- Secretary of State Michael Gove has postponed his decision on the called-in application for Mitsubishi and CO-RE’s redevelopment of ITV London Studios on the South Bank until 6 October 2023. The plans for demolishing the site to create a 25-storey office building with two connected blocks of 14 and six storeys were previously approved by Lambeth Council and waved through by the GLA in 2022.
- China has decided to abandon its plans for a new 620,000 sq ft Embassy at Royal Mint Court in Wapping. The decision follows the unanimous rejection of the scheme by Tower Hamlets in December 2022. In response, a spokesperson for the Chinese embassy perhaps demonstrated the clash of political cultures by saying: “It is the international obligation of the host country to provide facilitations and support for the construction of diplomatic premises. We urge the UK side to fulfil its relevant international obligations.”
- Hines has submitted plans to Southwark Council for the delivery of two buildings of 40 and 45 storeys as well as a smaller 22-storey building for a mixed-use scheme overlooking Blackfriars Station. The development will include 825,000 sq ft of office space, 440 homes (40% affordable) and retail and leisure space.
- TfL has expanded its property portfolio through a partnership with Countryside Partnerships and Peabody to deliver 98 affordable homes in Ilford. TfL is also seeking a development partner for delivering a potential 1,500 homes on the landmark Limmo Peninsula in Canning Town.
- Brent Council has approved United Colleges Group’s plans to develop an eight-storey building for the College of North West London near Wembley Stadium.
- Will Gompertz is set to leave his role of Artistic Director of the Barbican to lead Sir John Soane’s Museum.
- Peabody has announced the appointment of David Hardy as its interim chair following the sad death of Lord Bob Kerslake.
- Oliver Shah in The Sunday Times on how the Government’s attitude towards housebuilders is pushing them towards the Labour Party.
- The Observer on why reducing emissions from buildings will be the next front on tackling air quality.
- From the Sunday Times on how the ‘cult’ of Greggs took over Britain’s high streets.
- Andrew Keith, the boss of Selfridges, interviewed in The Times touching on the future of Oxford Street.
- Research by Knight Frank showing a ‘severe’ shortage of dedicated LGBTQ+ housing in the UK.
- London v New York – which is recovering from pandemic the strongest?
- And Nick’s long read on what the recent announcements on housing and planning from the Government might mean for the capital.
LCA prides itself on its intelligence-led approach to PR and communications and our dedicated insight team monitors London politics, news and issues as it happens.
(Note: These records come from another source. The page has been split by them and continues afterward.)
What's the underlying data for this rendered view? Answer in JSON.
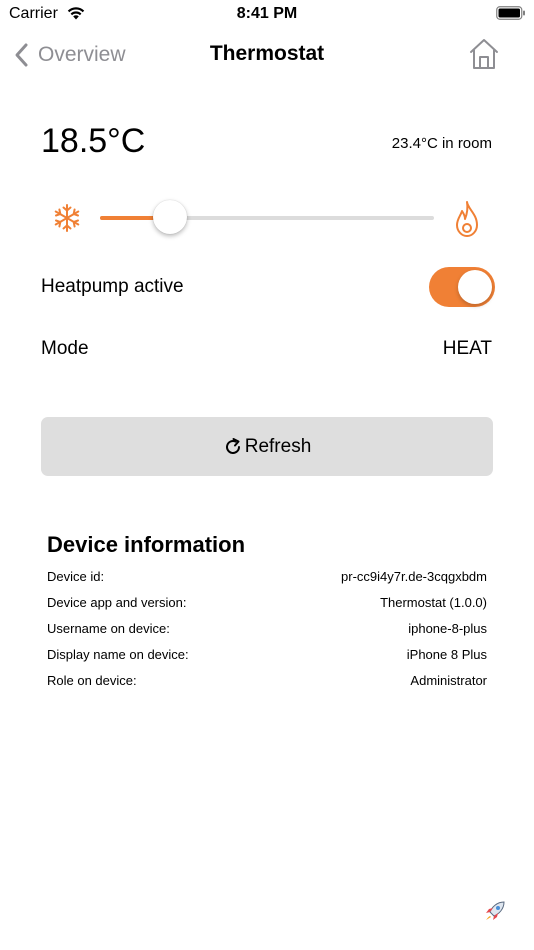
{
  "status_bar": {
    "carrier": "Carrier",
    "time": "8:41 PM"
  },
  "nav": {
    "back_label": "Overview",
    "title": "Thermostat"
  },
  "thermostat": {
    "setpoint": "18.5°C",
    "room_temp": "23.4°C in room",
    "slider_fraction": 0.21,
    "heatpump_label": "Heatpump active",
    "heatpump_active": true,
    "mode_label": "Mode",
    "mode_value": "HEAT"
  },
  "refresh": {
    "label": "Refresh"
  },
  "device_info": {
    "title": "Device information",
    "rows": [
      {
        "label": "Device id:",
        "value": "pr-cc9i4y7r.de-3cqgxbdm"
      },
      {
        "label": "Device app and version:",
        "value": "Thermostat (1.0.0)"
      },
      {
        "label": "Username on device:",
        "value": "iphone-8-plus"
      },
      {
        "label": "Display name on device:",
        "value": "iPhone 8 Plus"
      },
      {
        "label": "Role on device:",
        "value": "Administrator"
      }
    ]
  },
  "colors": {
    "accent": "#f08035",
    "button_bg": "#dedede",
    "secondary_text": "#8e8e93"
  },
  "icons": {
    "wifi": "wifi-icon",
    "battery": "battery-icon",
    "back": "chevron-left-icon",
    "home": "home-icon",
    "snow": "snowflake-icon",
    "flame": "flame-icon",
    "refresh": "refresh-icon",
    "rocket": "rocket-icon"
  }
}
If you would like to know more about LCA or anything in this edition of LDN – London in short please get in touch.
LDN is put together by a dedicated team at London Communications Agency. The content for each edition is developed from news drawn from the last week from every London local paper as well as the regional and national press, from intelligence gathered by monitoring local, regional and national government activity and from the insight and expert knowledge of the entire LCA team.
If you would like to know more about anything covered in this or any other edition of LDN or if you would like to know more about LCA please contact firstname.lastname@example.org.
We strive for balance and accuracy at all times; however, if you feel we have made a mistake, omission or have misrepresented a story or issue please alert the team by contacting the LDN team by using the details above.